NASHVILLE, Tenn. (WTVF) — Nashville has been welcoming hundreds of refugees who fled from Afghanistan in recent months.
Our new neighbors had to pick up and leave everything behind when they fled. Many of them left behind their spouses, parents, and children in Afghanistan.
By the end of the January, Catholic Charities Diocese of Nashville will have resettled 300 refugees. It's one of two organizations in Middle Tennessee resettling Afghan refugees.
Catholic Charities President Judy Orr says there's a four-part process to getting them resettled.
It starts with getting them into a safe home. getting them acclimated to the new city, addressing some of their trauma through counseling, and helping them get employed.
Orr said getting past the third step is difficult.
"It was a very traumatic, very chaotic, and obviously upsetting experience. It's not like you could pack up your belongings and go. Many of these people, like almost literally ran for their lives with whatever it is they had,” Orr explained.
The labor shortage and the ongoing pandemic have made this process more difficult for Catholic Charities. Currently, the group is working with a resettlement staff of about 30 people. Orr said in a perfect world, they would have 45 people on staff.
Catholic Charities currently has 10 to 12 open positions and they’re struggling to hire. Orr is eager to fill all the positions, but it’s hard finding a strong candidate.
“This is a kind of work that is really 24/7. This is very intense, challenging work, and it requires specialized skills. Most of our resettlement staff speaks the language of the Afghan people coming here or they have a familiarity with it. In other words, they're culturally sensitive. They understand the religion, the food, the culture, the family culture, and everything,” Orr said.

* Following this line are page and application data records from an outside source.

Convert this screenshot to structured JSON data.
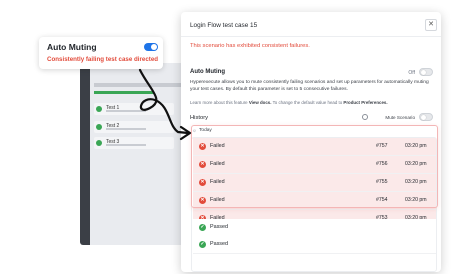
{
  "auto_muting_card": {
    "title": "Auto Muting",
    "subtitle": "Consistently failing test case directed",
    "toggle_state": "on"
  },
  "background_app": {
    "rows": [
      {
        "label": "Test 1"
      },
      {
        "label": "Test 2"
      },
      {
        "label": "Test 3"
      }
    ]
  },
  "panel": {
    "title": "Login Flow test case 15",
    "close_label": "✕",
    "alert": "This scenario has exhibited consistent failures.",
    "auto_muting": {
      "heading": "Auto Muting",
      "state_label": "Off",
      "description": "Hyperexecute allows you to mute consistently failing scenarios and set up parameters for automatically muting your test cases. By default this parameter is set to 5 consecutive failures.",
      "learn_prefix": "Learn more about this feature ",
      "learn_link": "View docs.",
      "learn_mid": " To change the default value head to ",
      "learn_settings": "Product Preferences."
    },
    "history": {
      "heading": "History",
      "mute_label": "Mute Scenario",
      "mute_state": "Off",
      "group_label": "Today"
    },
    "rows": [
      {
        "status": "Failed",
        "run": "#757",
        "time": "03:20 pm"
      },
      {
        "status": "Failed",
        "run": "#756",
        "time": "03:20 pm"
      },
      {
        "status": "Failed",
        "run": "#755",
        "time": "03:20 pm"
      },
      {
        "status": "Failed",
        "run": "#754",
        "time": "03:20 pm"
      },
      {
        "status": "Failed",
        "run": "#753",
        "time": "03:20 pm"
      },
      {
        "status": "Passed",
        "run": "",
        "time": ""
      },
      {
        "status": "Passed",
        "run": "",
        "time": ""
      }
    ]
  },
  "colors": {
    "accent": "#1e74e8",
    "failed": "#e24b3b",
    "passed": "#3aa655",
    "failed_bg": "#fbe9e9"
  },
  "icons": {
    "close": "close-icon",
    "failed": "x-circle-icon",
    "passed": "check-circle-icon",
    "mute": "mute-icon",
    "today": "sun-icon"
  }
}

You can help our new neighbors get settled in by helping buy furniture or by donating money.